[Directions for this task] Your answer should be every line from the records that contains "icon".

Excerpts from an interface dataset:
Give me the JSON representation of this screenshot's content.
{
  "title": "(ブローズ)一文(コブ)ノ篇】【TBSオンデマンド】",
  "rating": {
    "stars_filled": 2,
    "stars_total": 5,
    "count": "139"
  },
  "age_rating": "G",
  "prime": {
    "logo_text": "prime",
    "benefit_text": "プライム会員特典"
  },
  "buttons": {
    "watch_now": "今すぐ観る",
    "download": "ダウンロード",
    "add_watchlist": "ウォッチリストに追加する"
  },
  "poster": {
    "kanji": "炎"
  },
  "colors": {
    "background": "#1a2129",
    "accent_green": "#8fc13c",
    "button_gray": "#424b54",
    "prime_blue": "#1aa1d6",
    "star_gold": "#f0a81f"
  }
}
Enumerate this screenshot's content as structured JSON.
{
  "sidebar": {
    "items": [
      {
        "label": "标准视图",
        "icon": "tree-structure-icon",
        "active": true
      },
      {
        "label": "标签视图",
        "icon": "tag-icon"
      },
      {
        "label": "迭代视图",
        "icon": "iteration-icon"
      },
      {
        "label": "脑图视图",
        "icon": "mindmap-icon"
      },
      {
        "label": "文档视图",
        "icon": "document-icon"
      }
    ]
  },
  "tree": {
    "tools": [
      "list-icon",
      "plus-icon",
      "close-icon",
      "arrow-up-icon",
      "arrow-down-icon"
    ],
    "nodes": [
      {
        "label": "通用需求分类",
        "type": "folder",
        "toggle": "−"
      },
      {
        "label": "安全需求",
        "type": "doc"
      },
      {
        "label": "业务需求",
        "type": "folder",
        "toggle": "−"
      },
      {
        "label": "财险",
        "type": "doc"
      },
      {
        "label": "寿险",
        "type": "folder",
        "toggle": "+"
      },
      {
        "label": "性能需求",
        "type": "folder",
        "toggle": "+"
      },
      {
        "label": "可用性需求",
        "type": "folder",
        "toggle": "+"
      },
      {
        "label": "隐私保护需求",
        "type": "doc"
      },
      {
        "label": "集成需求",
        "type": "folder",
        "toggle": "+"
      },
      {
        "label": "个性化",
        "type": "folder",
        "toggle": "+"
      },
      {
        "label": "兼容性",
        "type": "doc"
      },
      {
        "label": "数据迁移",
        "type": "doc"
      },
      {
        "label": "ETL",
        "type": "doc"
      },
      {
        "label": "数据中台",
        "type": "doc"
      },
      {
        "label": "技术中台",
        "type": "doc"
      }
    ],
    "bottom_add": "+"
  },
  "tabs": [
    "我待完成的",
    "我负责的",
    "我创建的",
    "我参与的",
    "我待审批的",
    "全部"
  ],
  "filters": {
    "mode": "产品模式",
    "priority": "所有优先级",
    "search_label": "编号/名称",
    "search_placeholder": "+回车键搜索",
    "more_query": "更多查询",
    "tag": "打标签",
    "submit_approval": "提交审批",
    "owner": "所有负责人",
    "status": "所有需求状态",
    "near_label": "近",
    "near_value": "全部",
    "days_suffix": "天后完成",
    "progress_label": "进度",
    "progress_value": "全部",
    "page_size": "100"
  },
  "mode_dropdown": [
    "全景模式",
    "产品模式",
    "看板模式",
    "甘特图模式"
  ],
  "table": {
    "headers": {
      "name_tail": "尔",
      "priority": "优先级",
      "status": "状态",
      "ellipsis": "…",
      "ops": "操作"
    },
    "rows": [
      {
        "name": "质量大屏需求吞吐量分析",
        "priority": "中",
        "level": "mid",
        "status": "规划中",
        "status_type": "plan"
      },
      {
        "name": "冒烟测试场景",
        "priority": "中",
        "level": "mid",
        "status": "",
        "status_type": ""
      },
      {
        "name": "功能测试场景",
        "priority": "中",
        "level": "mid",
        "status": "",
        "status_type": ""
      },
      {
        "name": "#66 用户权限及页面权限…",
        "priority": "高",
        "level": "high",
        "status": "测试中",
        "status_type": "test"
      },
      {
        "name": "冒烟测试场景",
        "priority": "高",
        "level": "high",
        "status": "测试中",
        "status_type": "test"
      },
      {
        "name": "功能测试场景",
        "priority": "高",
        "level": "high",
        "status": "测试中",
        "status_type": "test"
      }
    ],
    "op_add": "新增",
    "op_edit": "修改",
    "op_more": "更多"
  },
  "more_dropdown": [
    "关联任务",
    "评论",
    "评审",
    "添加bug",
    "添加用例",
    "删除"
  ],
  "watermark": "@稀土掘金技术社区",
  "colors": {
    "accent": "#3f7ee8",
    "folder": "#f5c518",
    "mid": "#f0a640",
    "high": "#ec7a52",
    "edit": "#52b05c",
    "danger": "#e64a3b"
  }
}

[Answer to this task]
        "icon": "tree-structure-icon",
        "icon": "tag-icon"
        "icon": "iteration-icon"
        "icon": "mindmap-icon"
        "icon": "document-icon"
      "list-icon",
      "plus-icon",
      "close-icon",
      "arrow-up-icon",
      "arrow-down-icon"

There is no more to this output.